++++ Available data

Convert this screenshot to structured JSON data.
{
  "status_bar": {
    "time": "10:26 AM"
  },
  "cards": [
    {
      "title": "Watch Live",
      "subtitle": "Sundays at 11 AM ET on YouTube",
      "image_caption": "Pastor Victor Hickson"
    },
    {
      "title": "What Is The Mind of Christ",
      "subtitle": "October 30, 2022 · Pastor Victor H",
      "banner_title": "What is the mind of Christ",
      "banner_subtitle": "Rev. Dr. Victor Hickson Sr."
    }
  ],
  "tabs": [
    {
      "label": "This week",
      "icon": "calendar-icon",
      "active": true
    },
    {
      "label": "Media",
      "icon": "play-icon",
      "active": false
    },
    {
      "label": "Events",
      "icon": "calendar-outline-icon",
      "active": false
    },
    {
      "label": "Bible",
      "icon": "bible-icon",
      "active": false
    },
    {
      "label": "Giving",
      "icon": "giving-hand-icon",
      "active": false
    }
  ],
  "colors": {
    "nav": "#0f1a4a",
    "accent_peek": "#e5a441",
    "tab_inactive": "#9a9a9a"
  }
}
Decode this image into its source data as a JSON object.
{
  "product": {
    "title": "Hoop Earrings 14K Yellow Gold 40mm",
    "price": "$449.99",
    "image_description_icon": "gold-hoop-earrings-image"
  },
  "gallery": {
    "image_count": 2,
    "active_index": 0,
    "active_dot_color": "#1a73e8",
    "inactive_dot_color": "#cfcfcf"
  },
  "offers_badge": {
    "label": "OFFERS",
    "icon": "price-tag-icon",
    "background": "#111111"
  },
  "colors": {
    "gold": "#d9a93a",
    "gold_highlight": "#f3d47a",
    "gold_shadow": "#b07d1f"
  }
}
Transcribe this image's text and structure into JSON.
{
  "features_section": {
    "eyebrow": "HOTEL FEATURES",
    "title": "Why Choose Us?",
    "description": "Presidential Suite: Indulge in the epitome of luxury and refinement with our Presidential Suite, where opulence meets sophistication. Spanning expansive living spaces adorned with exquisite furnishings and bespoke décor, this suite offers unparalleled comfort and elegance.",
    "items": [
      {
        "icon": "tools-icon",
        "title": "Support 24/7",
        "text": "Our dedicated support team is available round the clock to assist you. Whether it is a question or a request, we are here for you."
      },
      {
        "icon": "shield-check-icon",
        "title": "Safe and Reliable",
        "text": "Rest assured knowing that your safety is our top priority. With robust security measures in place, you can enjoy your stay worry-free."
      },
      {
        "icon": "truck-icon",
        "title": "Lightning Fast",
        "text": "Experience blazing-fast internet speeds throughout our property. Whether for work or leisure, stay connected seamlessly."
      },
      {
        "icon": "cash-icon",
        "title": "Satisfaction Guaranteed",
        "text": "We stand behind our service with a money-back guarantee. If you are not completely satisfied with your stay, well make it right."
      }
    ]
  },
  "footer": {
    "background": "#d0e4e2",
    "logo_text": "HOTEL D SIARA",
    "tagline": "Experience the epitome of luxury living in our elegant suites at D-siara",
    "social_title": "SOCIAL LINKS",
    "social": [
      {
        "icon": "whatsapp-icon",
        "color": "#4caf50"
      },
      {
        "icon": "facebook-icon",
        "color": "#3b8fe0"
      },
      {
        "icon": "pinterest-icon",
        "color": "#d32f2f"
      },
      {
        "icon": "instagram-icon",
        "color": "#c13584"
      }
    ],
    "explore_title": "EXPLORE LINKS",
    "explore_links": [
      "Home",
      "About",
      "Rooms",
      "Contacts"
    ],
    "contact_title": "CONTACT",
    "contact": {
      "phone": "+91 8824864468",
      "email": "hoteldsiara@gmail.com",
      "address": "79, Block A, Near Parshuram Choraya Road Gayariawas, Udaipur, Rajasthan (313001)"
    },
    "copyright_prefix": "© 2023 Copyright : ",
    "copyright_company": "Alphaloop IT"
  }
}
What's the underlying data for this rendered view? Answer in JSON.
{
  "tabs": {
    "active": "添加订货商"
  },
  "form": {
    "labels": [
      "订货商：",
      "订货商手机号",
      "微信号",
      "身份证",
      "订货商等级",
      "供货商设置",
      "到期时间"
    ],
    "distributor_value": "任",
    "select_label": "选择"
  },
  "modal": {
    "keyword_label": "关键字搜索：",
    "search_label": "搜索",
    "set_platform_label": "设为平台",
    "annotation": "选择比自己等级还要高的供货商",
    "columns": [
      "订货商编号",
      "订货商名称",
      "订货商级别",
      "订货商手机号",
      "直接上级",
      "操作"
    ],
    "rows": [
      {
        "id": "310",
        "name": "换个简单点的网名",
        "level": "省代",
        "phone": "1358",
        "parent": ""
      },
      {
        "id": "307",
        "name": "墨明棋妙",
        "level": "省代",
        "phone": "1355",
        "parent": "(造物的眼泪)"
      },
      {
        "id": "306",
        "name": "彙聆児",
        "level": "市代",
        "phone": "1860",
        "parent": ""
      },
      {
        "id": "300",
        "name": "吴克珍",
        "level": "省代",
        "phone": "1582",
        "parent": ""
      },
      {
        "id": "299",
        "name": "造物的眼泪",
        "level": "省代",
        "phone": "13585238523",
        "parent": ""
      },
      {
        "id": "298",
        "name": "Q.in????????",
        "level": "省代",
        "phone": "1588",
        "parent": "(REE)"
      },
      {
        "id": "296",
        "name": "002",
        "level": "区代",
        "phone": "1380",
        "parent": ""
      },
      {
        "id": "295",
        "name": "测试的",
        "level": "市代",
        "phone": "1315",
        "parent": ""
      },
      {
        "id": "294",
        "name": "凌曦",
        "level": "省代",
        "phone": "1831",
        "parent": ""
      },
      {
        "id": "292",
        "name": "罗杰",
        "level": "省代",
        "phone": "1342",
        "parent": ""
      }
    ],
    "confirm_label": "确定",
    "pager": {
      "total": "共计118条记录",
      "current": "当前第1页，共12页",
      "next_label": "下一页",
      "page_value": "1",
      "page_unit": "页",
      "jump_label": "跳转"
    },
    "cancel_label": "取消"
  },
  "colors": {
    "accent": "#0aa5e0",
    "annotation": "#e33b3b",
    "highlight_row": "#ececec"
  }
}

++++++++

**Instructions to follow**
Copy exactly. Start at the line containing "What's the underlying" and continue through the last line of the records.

**Problem solution**
What's the underlying data for this rendered view? Answer in JSON.
{
  "tabs": {
    "active": "添加订货商"
  },
  "form": {
    "labels": [
      "订货商：",
      "订货商手机号",
      "微信号",
      "身份证",
      "订货商等级",
      "供货商设置",
      "到期时间"
    ],
    "distributor_value": "任",
    "select_label": "选择"
  },
  "modal": {
    "keyword_label": "关键字搜索：",
    "search_label": "搜索",
    "set_platform_label": "设为平台",
    "annotation": "选择比自己等级还要高的供货商",
    "columns": [
      "订货商编号",
      "订货商名称",
      "订货商级别",
      "订货商手机号",
      "直接上级",
      "操作"
    ],
    "rows": [
      {
        "id": "310",
        "name": "换个简单点的网名",
        "level": "省代",
        "phone": "1358",
        "parent": ""
      },
      {
        "id": "307",
        "name": "墨明棋妙",
        "level": "省代",
        "phone": "1355",
        "parent": "(造物的眼泪)"
      },
      {
        "id": "306",
        "name": "彙聆児",
        "level": "市代",
        "phone": "1860",
        "parent": ""
      },
      {
        "id": "300",
        "name": "吴克珍",
        "level": "省代",
        "phone": "1582",
        "parent": ""
      },
      {
        "id": "299",
        "name": "造物的眼泪",
        "level": "省代",
        "phone": "13585238523",
        "parent": ""
      },
      {
        "id": "298",
        "name": "Q.in????????",
        "level": "省代",
        "phone": "1588",
        "parent": "(REE)"
      },
      {
        "id": "296",
        "name": "002",
        "level": "区代",
        "phone": "1380",
        "parent": ""
      },
      {
        "id": "295",
        "name": "测试的",
        "level": "市代",
        "phone": "1315",
        "parent": ""
      },
      {
        "id": "294",
        "name": "凌曦",
        "level": "省代",
        "phone": "1831",
        "parent": ""
      },
      {
        "id": "292",
        "name": "罗杰",
        "level": "省代",
        "phone": "1342",
        "parent": ""
      }
    ],
    "confirm_label": "确定",
    "pager": {
      "total": "共计118条记录",
      "current": "当前第1页，共12页",
      "next_label": "下一页",
      "page_value": "1",
      "page_unit": "页",
      "jump_label": "跳转"
    },
    "cancel_label": "取消"
  },
  "colors": {
    "accent": "#0aa5e0",
    "annotation": "#e33b3b",
    "highlight_row": "#ececec"
  }
}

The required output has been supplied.